**Directions for this task**. For the records below, tally the lines that contain "nHydrocracker" and give only that number.
** Opening Exercise materials block **
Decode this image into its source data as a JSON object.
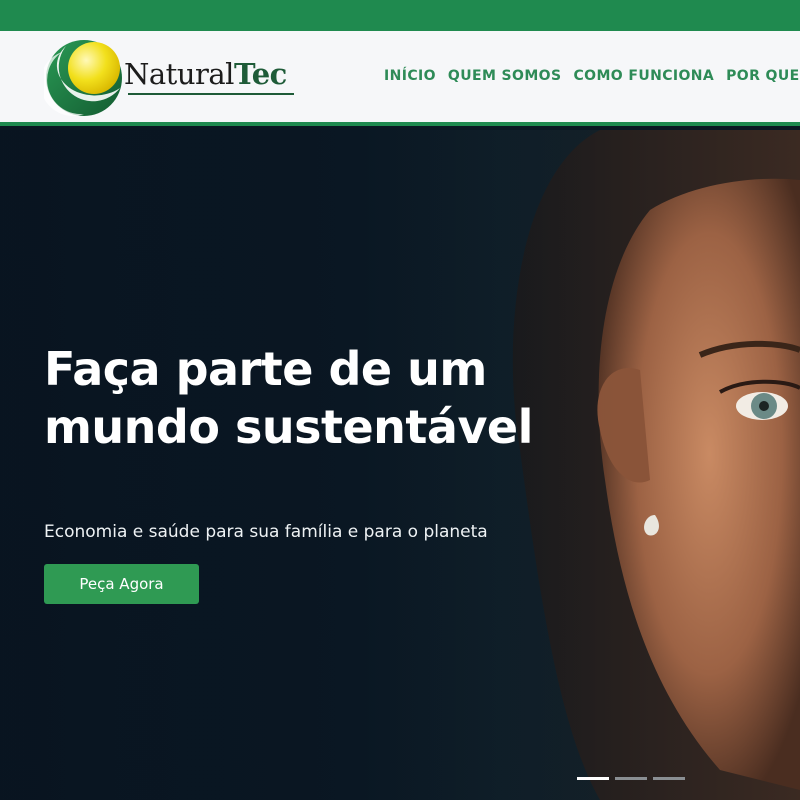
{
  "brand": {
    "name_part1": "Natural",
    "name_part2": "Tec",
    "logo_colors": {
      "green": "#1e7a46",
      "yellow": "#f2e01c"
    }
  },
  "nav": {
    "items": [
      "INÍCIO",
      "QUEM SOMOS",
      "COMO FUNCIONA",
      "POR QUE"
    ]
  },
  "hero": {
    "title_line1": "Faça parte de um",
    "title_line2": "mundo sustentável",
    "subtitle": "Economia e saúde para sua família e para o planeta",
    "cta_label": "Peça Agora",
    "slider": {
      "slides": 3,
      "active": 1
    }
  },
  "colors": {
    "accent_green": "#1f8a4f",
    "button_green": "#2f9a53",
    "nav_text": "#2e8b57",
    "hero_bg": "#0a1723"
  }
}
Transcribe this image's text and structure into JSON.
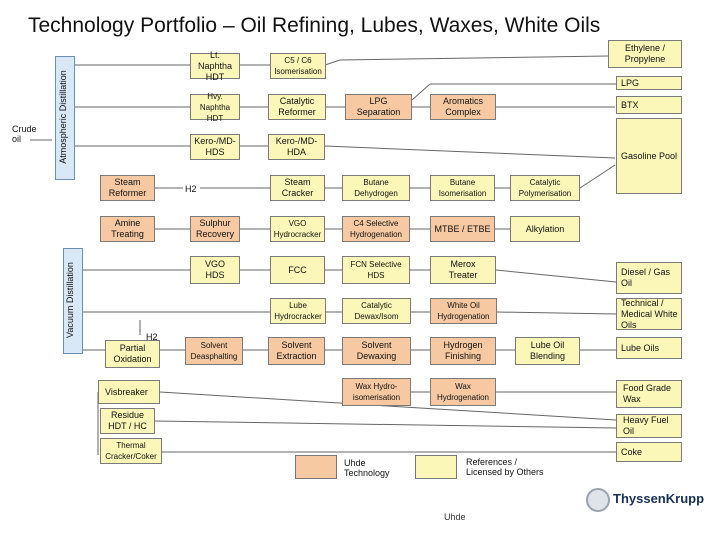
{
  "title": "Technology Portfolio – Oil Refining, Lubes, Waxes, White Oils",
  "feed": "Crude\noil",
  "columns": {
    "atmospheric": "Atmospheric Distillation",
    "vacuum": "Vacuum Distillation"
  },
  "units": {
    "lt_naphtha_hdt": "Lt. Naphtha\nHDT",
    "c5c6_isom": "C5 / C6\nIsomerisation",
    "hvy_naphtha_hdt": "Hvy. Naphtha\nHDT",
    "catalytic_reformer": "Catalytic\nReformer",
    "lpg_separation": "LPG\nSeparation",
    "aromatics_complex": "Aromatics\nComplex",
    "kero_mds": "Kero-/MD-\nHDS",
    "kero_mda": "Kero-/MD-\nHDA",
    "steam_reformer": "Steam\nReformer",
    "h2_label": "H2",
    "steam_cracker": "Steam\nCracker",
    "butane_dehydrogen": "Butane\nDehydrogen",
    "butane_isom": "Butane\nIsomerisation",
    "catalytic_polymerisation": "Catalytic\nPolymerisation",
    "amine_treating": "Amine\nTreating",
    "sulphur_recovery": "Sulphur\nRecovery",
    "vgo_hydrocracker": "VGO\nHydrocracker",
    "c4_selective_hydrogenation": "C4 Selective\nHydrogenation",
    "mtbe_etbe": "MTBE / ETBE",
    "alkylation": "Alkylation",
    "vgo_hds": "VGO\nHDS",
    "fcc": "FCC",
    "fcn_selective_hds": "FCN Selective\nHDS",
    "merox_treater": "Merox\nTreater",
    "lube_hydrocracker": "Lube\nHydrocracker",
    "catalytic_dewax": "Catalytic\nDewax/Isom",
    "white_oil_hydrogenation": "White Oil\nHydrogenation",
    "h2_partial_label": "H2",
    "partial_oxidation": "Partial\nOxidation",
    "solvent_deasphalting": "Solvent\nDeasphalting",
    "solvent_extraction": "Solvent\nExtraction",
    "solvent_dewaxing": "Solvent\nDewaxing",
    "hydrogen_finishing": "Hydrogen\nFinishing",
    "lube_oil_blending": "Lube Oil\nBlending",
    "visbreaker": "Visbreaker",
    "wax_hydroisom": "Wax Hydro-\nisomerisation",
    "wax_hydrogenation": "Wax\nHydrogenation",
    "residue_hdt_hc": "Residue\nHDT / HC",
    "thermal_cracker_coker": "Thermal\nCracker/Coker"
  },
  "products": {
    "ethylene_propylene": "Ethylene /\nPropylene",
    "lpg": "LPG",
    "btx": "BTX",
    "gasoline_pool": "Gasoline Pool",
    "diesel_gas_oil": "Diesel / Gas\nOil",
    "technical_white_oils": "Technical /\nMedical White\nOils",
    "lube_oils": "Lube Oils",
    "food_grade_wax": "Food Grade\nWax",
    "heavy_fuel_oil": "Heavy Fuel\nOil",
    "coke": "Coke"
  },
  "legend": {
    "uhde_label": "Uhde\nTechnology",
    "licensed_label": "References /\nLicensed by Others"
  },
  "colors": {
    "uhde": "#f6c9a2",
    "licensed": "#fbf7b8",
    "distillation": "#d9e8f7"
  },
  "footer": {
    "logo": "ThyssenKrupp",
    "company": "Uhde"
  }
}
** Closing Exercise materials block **
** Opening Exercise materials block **
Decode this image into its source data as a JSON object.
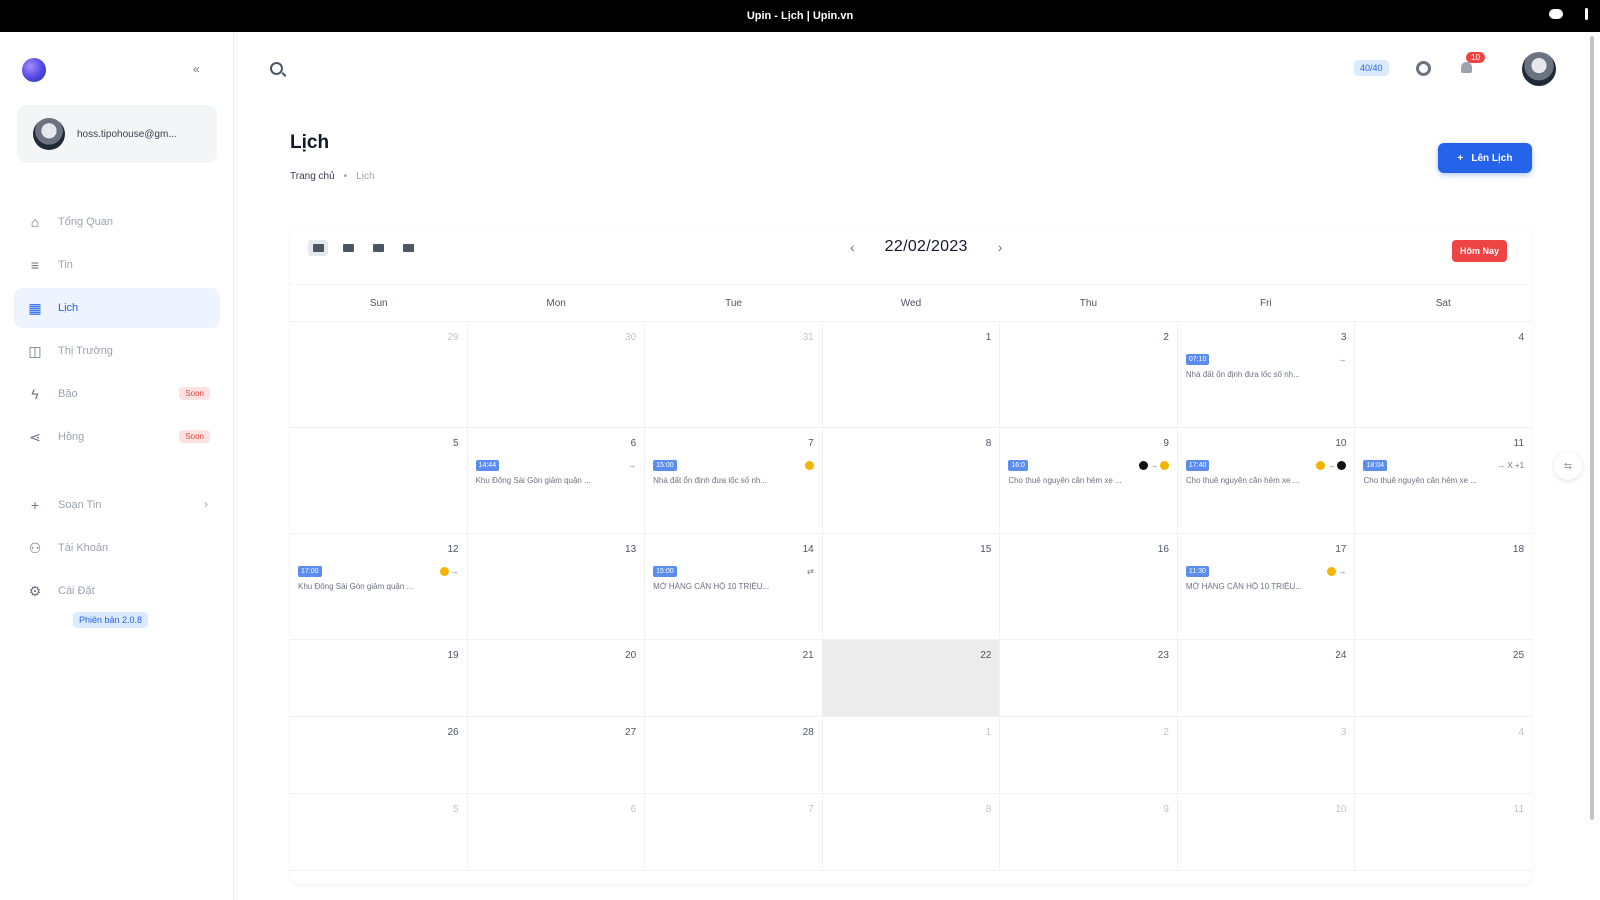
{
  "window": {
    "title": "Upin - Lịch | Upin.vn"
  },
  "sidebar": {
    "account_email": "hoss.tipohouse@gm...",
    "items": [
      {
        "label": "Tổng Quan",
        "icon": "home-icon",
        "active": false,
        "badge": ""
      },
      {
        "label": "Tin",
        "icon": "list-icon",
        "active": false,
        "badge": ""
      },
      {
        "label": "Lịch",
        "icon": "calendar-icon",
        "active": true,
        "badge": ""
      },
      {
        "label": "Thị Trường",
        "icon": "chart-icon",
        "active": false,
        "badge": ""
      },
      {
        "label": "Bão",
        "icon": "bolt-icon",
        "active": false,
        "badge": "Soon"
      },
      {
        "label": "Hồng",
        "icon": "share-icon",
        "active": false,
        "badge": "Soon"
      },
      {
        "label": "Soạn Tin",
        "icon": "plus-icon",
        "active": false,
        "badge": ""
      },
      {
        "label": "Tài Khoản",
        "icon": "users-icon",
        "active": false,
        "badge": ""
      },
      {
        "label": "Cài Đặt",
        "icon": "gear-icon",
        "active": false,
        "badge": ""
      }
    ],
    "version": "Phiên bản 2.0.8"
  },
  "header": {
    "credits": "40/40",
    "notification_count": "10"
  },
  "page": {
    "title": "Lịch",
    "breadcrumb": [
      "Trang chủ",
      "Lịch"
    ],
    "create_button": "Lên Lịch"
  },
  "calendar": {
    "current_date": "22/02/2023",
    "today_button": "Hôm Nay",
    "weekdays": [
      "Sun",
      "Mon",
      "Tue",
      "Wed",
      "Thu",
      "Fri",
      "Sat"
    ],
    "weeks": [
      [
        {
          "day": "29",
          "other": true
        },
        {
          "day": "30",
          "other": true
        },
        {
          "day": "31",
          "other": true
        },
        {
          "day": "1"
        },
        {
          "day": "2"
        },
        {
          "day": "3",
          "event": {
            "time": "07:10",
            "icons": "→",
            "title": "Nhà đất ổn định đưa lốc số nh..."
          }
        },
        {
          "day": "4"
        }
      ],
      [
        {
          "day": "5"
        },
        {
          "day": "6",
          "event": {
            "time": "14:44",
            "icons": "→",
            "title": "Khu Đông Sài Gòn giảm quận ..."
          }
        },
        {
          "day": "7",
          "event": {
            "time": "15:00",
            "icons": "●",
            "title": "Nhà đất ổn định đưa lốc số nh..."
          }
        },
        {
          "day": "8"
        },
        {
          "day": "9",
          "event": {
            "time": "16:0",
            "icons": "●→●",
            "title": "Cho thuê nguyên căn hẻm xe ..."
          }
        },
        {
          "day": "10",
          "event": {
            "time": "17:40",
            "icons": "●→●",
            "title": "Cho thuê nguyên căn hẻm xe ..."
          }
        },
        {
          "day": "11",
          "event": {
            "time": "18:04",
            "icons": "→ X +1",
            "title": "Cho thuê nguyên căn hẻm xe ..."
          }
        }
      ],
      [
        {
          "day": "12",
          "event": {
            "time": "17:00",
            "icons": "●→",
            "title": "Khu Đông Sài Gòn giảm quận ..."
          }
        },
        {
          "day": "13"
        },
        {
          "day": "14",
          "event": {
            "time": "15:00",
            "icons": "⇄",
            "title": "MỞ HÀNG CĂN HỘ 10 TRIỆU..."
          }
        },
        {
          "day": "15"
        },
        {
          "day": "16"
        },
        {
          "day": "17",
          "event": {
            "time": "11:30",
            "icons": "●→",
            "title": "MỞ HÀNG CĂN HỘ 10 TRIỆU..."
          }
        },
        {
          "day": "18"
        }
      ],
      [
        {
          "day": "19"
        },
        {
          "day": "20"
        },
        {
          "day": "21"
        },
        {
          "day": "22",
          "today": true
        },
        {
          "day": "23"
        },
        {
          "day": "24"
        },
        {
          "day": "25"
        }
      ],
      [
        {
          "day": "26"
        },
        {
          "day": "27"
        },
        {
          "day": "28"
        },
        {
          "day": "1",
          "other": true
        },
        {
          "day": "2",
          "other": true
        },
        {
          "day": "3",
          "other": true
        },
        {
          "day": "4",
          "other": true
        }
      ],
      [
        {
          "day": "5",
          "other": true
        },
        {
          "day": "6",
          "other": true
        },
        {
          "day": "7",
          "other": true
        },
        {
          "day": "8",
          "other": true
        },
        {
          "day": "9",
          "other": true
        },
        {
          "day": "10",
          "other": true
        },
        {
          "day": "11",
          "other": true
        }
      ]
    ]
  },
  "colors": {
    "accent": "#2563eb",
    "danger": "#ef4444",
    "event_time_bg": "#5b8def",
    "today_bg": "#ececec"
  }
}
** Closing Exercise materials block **
**Expected answer**. 2